Guinea Fowl eggs typically take 28 days of incubation at 99 degrees F with an ideal humidity level anywhere between 40%-50%. In reality they can hatch anywhere between days 26 and 29. The eggs must be turned at least 3 times a day but 5 is better.
You should never mix Chickens and guinea eggs as they require different temperatures, humidity levels an incubation periods. This is a common reason for failure when incubating Guinea eggs, to high a temperature bringing on an early and staggered hatch.
Temperature should be decreased by 1F on day 25 and humidity increased to 55% and stabilized for hatching. A stable humidity is considerably more important than the final figure achieved.
Lock-down should be on day 25. It is important to keep the vents open for the hatch-lings to be able to breathe during hatching and turn the egg roller off or stop turning the eggs..
We know from studies of 5000 guinea fowl eggs at a time in a commercial hatchery that the best temperature for incubation is 37.2 ± 0.1°C .
During incubating relative humidity in the range 40 to 64% significantly affected the total water loss and hatch-ling mass. Optimal relative humidity was calculated to be 48 to 52%.
The rate of ventilation significantly affected hatch rate. This is especially important when increasing humidity for the hatching phase when the practice is to close the air vents to increase humidity rather than increasing the surface area of the water in the incubator.
The age of the laying flock effects the final outcome. The best eggs are from birds in their second year.
Candling guinea eggs:Guinea fowl eggs are easy to candle. their shells might be thick but they are light in colour. Be sure to do it in total darkness.
Candle before incubation to check there are no faults with the egg like damaged air spaces, missing yolks or hairline cracks.
Candle on day 10 just as you would for chickens and remove any blood rings or clear eggs.
The air cell should always be at the big/fat end of the egg (Guinea eggs have a big round end and a very pointy small end).
Incubation at high altitudes:At high altitude make sure the initial humidity is 45% during incubation. Bring it up to 60% at lock-down. Guinea eggs are pretty forgiving. At higher elevations the temperature can be as low as 36.4C or 97.5F with no ill effects on the keets.
Hatchability:I have found guinea eggs to have a slightly lower hatch rate than hens eggs. It is not uncommon to have a hatch rate of 65% to 75% of set eggs whereas it may be closer to 80 or 85% for chickens eggs.

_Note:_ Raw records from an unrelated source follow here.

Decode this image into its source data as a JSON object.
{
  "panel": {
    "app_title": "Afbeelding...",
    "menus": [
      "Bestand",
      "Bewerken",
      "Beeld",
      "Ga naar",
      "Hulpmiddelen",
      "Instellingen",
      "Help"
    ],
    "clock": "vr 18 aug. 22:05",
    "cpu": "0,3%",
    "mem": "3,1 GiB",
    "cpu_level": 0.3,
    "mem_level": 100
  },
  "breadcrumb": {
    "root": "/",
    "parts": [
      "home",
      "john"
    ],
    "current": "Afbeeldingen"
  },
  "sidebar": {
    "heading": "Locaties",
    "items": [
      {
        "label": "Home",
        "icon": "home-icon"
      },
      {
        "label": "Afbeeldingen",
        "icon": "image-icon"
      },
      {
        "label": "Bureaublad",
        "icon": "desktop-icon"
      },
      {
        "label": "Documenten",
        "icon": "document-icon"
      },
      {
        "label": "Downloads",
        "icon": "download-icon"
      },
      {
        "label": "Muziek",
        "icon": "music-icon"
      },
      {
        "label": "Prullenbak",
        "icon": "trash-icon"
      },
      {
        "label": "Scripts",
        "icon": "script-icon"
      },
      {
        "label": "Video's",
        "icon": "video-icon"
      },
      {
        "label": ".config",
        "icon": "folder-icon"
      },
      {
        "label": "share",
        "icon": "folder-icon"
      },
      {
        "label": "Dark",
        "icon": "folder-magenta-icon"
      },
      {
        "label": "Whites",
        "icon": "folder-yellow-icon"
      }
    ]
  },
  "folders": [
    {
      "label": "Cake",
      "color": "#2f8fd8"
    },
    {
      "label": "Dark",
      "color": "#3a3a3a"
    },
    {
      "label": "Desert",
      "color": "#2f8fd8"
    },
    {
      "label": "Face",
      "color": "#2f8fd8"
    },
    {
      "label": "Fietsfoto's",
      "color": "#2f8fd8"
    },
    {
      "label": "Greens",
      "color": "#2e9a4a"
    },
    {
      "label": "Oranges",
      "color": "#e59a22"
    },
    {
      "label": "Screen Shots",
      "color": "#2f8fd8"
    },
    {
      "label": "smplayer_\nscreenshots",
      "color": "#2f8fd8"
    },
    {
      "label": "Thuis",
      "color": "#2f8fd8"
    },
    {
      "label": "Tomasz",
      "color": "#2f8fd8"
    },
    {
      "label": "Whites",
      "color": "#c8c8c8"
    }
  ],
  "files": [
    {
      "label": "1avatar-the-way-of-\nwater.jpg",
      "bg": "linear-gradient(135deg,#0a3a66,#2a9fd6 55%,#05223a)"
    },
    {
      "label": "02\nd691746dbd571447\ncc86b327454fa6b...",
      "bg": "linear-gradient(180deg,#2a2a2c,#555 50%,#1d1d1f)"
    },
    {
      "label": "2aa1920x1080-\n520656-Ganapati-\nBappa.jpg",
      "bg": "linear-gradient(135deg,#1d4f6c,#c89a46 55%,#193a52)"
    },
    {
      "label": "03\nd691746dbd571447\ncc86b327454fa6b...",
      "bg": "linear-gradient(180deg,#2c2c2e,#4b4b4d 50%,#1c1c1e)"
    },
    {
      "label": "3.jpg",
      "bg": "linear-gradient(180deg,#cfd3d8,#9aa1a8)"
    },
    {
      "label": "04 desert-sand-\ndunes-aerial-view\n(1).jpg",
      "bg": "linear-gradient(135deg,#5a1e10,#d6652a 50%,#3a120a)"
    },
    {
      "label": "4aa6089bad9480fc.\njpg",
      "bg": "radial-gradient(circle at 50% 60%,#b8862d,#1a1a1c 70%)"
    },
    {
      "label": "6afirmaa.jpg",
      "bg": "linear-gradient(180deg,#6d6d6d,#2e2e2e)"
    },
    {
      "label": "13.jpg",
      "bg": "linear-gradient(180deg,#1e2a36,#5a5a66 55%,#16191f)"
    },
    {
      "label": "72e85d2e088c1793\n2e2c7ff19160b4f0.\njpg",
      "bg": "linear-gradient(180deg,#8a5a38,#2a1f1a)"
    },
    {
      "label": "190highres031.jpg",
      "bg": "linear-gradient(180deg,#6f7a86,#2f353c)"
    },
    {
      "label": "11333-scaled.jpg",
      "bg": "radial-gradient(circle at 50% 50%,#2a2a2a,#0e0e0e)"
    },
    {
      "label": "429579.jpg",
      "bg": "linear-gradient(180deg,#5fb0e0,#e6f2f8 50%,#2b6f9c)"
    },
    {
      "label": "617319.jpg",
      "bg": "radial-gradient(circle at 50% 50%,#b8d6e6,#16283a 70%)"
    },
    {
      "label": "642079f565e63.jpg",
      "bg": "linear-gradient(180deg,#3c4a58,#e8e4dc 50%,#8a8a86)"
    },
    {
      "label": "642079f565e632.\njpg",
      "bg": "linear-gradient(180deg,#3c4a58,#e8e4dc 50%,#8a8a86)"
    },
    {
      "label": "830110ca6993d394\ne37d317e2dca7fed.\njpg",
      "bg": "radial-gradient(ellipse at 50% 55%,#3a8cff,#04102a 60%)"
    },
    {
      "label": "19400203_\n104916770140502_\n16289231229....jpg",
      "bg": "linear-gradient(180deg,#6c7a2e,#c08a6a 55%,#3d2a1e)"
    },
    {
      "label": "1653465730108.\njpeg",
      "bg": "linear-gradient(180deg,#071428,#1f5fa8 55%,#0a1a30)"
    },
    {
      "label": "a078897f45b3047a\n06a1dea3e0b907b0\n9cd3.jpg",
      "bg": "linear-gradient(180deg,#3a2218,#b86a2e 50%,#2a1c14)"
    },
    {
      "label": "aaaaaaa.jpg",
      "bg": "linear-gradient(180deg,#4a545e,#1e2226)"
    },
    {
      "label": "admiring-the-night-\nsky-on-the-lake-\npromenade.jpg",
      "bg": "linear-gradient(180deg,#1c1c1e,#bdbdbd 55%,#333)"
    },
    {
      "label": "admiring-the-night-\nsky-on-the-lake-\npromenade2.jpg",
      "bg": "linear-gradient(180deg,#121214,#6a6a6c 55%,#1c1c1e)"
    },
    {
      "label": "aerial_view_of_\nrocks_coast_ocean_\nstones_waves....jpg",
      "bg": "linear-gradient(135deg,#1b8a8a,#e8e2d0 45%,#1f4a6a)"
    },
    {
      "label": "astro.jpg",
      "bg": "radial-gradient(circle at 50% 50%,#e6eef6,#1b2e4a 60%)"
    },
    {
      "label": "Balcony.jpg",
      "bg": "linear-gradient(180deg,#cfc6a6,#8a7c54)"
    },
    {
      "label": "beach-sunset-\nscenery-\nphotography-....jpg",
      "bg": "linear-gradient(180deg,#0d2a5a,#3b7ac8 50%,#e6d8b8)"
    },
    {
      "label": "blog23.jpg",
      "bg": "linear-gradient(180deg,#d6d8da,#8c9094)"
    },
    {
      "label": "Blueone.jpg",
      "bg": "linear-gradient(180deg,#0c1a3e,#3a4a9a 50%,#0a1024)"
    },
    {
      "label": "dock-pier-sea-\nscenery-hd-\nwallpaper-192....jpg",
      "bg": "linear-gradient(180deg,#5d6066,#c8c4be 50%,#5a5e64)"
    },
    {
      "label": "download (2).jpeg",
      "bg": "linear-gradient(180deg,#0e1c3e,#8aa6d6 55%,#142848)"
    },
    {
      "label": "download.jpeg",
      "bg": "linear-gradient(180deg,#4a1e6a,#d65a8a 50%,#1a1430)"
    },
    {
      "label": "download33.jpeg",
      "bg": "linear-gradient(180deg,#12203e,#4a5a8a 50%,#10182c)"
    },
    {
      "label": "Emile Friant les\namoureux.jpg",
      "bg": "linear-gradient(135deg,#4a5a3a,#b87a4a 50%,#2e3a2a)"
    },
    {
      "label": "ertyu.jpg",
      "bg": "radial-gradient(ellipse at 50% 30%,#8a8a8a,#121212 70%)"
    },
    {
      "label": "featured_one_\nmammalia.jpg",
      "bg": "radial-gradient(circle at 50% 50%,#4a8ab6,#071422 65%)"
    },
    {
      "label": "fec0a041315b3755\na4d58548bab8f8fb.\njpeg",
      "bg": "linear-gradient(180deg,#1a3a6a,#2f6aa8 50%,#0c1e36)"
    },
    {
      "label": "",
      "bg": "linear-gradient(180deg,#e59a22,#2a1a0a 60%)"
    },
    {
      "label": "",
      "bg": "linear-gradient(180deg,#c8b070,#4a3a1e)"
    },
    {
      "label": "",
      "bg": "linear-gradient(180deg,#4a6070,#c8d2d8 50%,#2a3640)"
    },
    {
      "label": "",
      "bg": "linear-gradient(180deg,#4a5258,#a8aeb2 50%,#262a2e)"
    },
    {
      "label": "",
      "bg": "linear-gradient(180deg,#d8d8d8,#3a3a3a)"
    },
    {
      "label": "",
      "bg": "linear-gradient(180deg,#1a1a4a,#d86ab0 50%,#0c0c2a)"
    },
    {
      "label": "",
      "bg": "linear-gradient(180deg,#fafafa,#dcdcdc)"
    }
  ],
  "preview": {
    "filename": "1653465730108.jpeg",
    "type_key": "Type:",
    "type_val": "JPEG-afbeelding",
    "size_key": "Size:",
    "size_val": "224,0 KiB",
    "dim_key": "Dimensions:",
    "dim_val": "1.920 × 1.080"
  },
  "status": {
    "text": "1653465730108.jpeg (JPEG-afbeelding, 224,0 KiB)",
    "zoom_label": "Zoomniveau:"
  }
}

Hatchability of guinea fowl eggs starts really decreasing after 7 days. Cool eggs keep better but do not try to keep them longer than 10 days before incubating. Eggs for hatching should be turned regularly just as a hens eggs would be.
You don't want to put them in the incubator as soon as you collect them because you'll have a staggered hatch and that will mess with the humidity levels during hatching.

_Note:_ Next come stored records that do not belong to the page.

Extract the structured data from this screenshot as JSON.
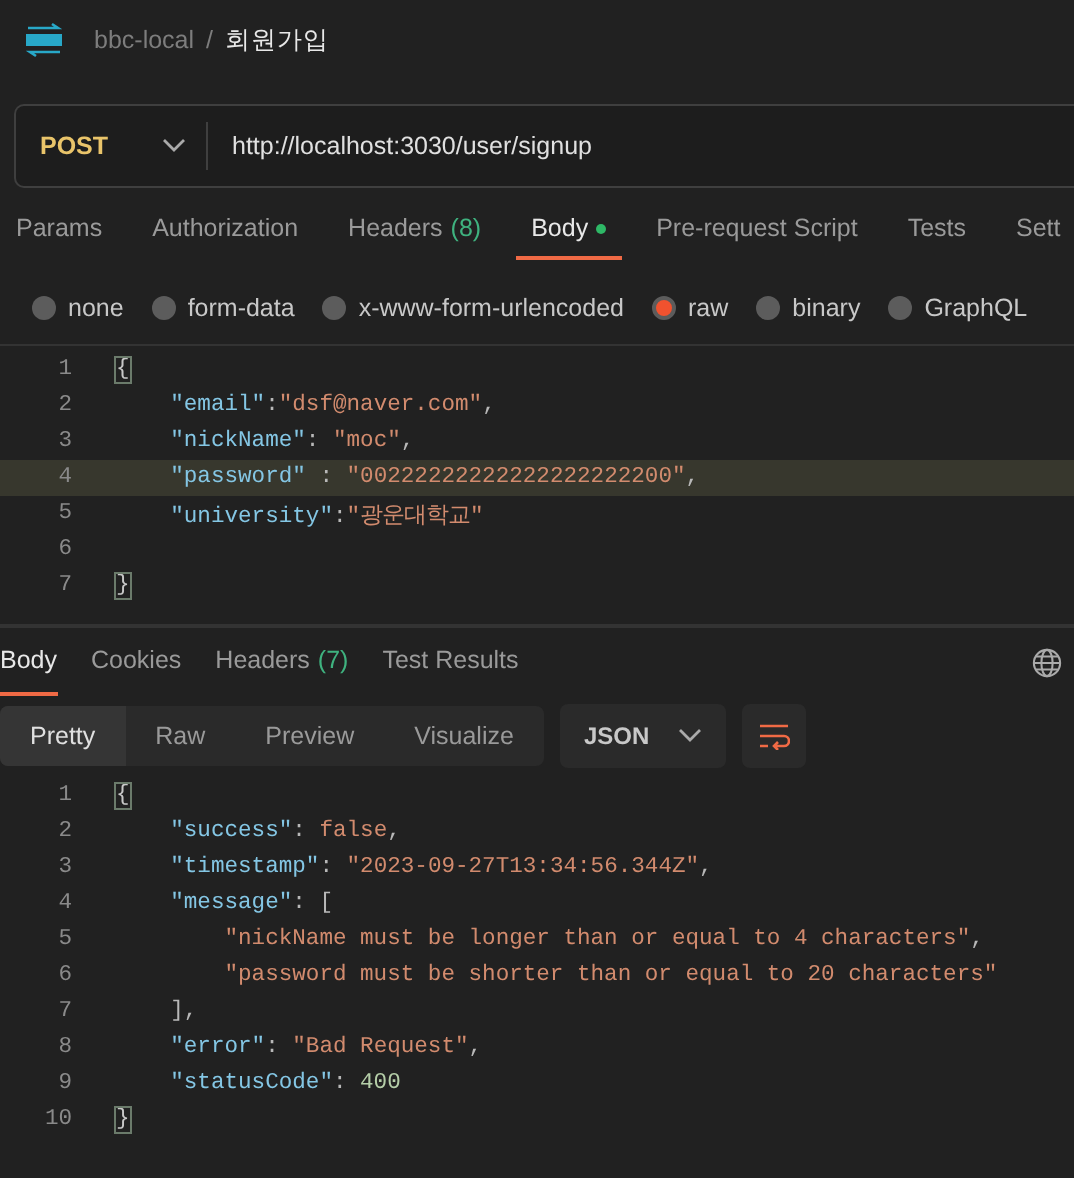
{
  "breadcrumb": {
    "collection": "bbc-local",
    "separator": "/",
    "request": "회원가입"
  },
  "request": {
    "method": "POST",
    "url": "http://localhost:3030/user/signup"
  },
  "tabs": [
    {
      "label": "Params",
      "selected": false
    },
    {
      "label": "Authorization",
      "selected": false
    },
    {
      "label": "Headers",
      "count": "(8)",
      "selected": false
    },
    {
      "label": "Body",
      "dot": true,
      "selected": true
    },
    {
      "label": "Pre-request Script",
      "selected": false
    },
    {
      "label": "Tests",
      "selected": false
    },
    {
      "label": "Sett",
      "selected": false
    }
  ],
  "body_types": [
    {
      "label": "none",
      "selected": false
    },
    {
      "label": "form-data",
      "selected": false
    },
    {
      "label": "x-www-form-urlencoded",
      "selected": false
    },
    {
      "label": "raw",
      "selected": true
    },
    {
      "label": "binary",
      "selected": false
    },
    {
      "label": "GraphQL",
      "selected": false
    }
  ],
  "request_body": [
    {
      "number": "1",
      "highlighted": false,
      "tokens": [
        {
          "kind": "brace",
          "text": "{"
        }
      ]
    },
    {
      "number": "2",
      "highlighted": false,
      "tokens": [
        {
          "kind": "key",
          "text": "    \"email\""
        },
        {
          "kind": "punct",
          "text": ":"
        },
        {
          "kind": "string",
          "text": "\"dsf@naver.com\""
        },
        {
          "kind": "punct",
          "text": ","
        }
      ]
    },
    {
      "number": "3",
      "highlighted": false,
      "tokens": [
        {
          "kind": "key",
          "text": "    \"nickName\""
        },
        {
          "kind": "punct",
          "text": ": "
        },
        {
          "kind": "string",
          "text": "\"moc\""
        },
        {
          "kind": "punct",
          "text": ","
        }
      ]
    },
    {
      "number": "4",
      "highlighted": true,
      "tokens": [
        {
          "kind": "key",
          "text": "    \"password\""
        },
        {
          "kind": "punct",
          "text": " : "
        },
        {
          "kind": "string",
          "text": "\"00222222222222222222200\""
        },
        {
          "kind": "punct",
          "text": ","
        }
      ]
    },
    {
      "number": "5",
      "highlighted": false,
      "tokens": [
        {
          "kind": "key",
          "text": "    \"university\""
        },
        {
          "kind": "punct",
          "text": ":"
        },
        {
          "kind": "string",
          "text": "\"광운대학교\""
        }
      ]
    },
    {
      "number": "6",
      "highlighted": false
    },
    {
      "number": "7",
      "highlighted": false,
      "tokens": [
        {
          "kind": "brace",
          "text": "}"
        }
      ]
    }
  ],
  "response_tabs": [
    {
      "label": "Body",
      "selected": true
    },
    {
      "label": "Cookies",
      "selected": false
    },
    {
      "label": "Headers",
      "count": "(7)",
      "selected": false
    },
    {
      "label": "Test Results",
      "selected": false
    }
  ],
  "view_modes": [
    {
      "label": "Pretty",
      "selected": true
    },
    {
      "label": "Raw",
      "selected": false
    },
    {
      "label": "Preview",
      "selected": false
    },
    {
      "label": "Visualize",
      "selected": false
    }
  ],
  "format": "JSON",
  "response_body": [
    {
      "number": "1",
      "tokens": [
        {
          "kind": "brace",
          "text": "{"
        }
      ]
    },
    {
      "number": "2",
      "tokens": [
        {
          "kind": "key",
          "text": "    \"success\""
        },
        {
          "kind": "punct",
          "text": ": "
        },
        {
          "kind": "bool",
          "text": "false"
        },
        {
          "kind": "punct",
          "text": ","
        }
      ]
    },
    {
      "number": "3",
      "tokens": [
        {
          "kind": "key",
          "text": "    \"timestamp\""
        },
        {
          "kind": "punct",
          "text": ": "
        },
        {
          "kind": "string",
          "text": "\"2023-09-27T13:34:56.344Z\""
        },
        {
          "kind": "punct",
          "text": ","
        }
      ]
    },
    {
      "number": "4",
      "tokens": [
        {
          "kind": "key",
          "text": "    \"message\""
        },
        {
          "kind": "punct",
          "text": ": ["
        }
      ]
    },
    {
      "number": "5",
      "tokens": [
        {
          "kind": "string",
          "text": "        \"nickName must be longer than or equal to 4 characters\""
        },
        {
          "kind": "punct",
          "text": ","
        }
      ]
    },
    {
      "number": "6",
      "tokens": [
        {
          "kind": "string",
          "text": "        \"password must be shorter than or equal to 20 characters\""
        }
      ]
    },
    {
      "number": "7",
      "tokens": [
        {
          "kind": "punct",
          "text": "    ],"
        }
      ]
    },
    {
      "number": "8",
      "tokens": [
        {
          "kind": "key",
          "text": "    \"error\""
        },
        {
          "kind": "punct",
          "text": ": "
        },
        {
          "kind": "string",
          "text": "\"Bad Request\""
        },
        {
          "kind": "punct",
          "text": ","
        }
      ]
    },
    {
      "number": "9",
      "tokens": [
        {
          "kind": "key",
          "text": "    \"statusCode\""
        },
        {
          "kind": "punct",
          "text": ": "
        },
        {
          "kind": "number",
          "text": "400"
        }
      ]
    },
    {
      "number": "10",
      "tokens": [
        {
          "kind": "brace",
          "text": "}"
        }
      ]
    }
  ]
}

Turning eggs:Be sure to turn them 3 or 5 times a day. Odd number of times is best as this means the egg is on a different side overnight. Mark one side of the egg with a cross or line.

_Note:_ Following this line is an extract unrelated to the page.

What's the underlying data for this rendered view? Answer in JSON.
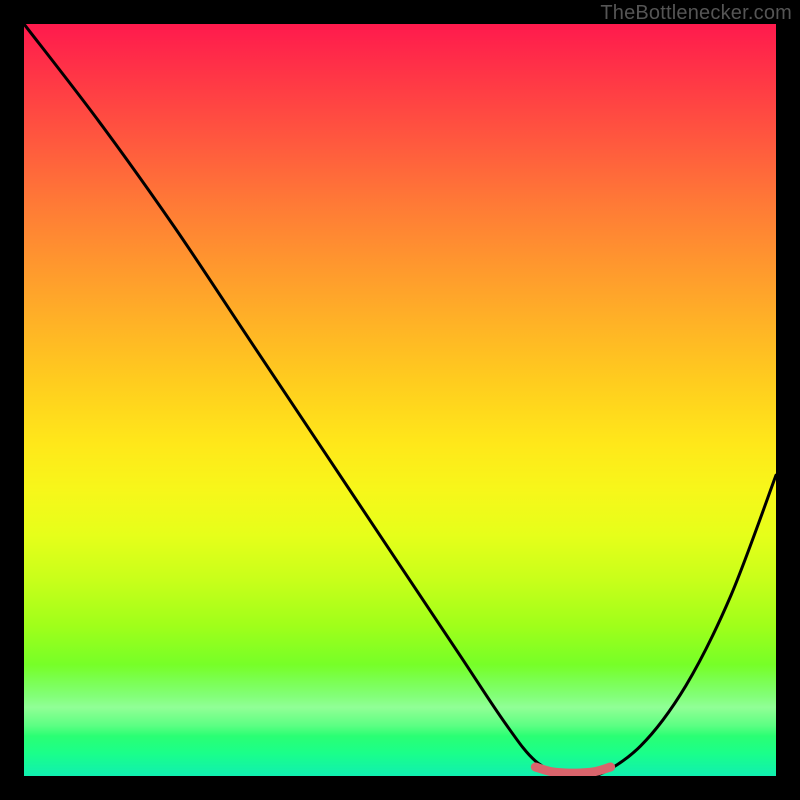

Dealing with rotten eggs:The bubbling liquid dots coming out of an egg is probably a rotten seeping egg that may explode at any time.
Place a bag over your hand like a dog mess bag and pick the egg up really carefully. Enclose and tie as fast as you can. Dispose of quickly. If it bursts it will stink enough to make you retch and will contaminate everything it comes into contact with.
What is lock-down:Lock-down is the last 3 days of incubation when you raise the humidity for hatch. The term lock-down actually means keep the lid closed on the incubator until the hatch is over and not lock the ventilation covers. You want that warm moist air to stay in there so the shells stay softer and the inner membranes stay moist.
Lock-down is also the time to turn the egg roller off or stop turning the eggs.
It is also common practice to add surface area to the water reservoir in the incubator at this time. Keets need the extra moisture to be able to pip, spin in the egg and unzip to hatch, especially in a forced air incubator.
Pipping:Pipping is when the keets that are developed far enough along to be ready to start hatching start pecking the inside of the shell and cracking it. Sometime it's just a crack at first, other times there is an obvious peck mark sticking up on the surface of the shell.
With pipped eggs I would always leave the incubator closed, stop fiddling with it and candling the eggs and just let them hatch.
You do want some fresh air flow coming into the incubator from the vents in the incubator, but the more cool dry air you expose the eggs to by opening the incubator the less of a chance there is of the keets hatching successfully.
Every time cool dry air gets to the eggs you run the risk of the inner membrane shrinking down over the keets, making it difficult or impossible for the keets to hatch, or even suffocating them.
Fertility rates tend to be in the 80% range. If yours are less than 70% I would investigate why.
Low fertility or hatch rates could be caused by:
1. Condition of the parents.
2. Age of the parents.
4. Poor storage of the egg before incubation.
5. Genetic problems.
6. Faulty incubator.
I hope you have found this useful.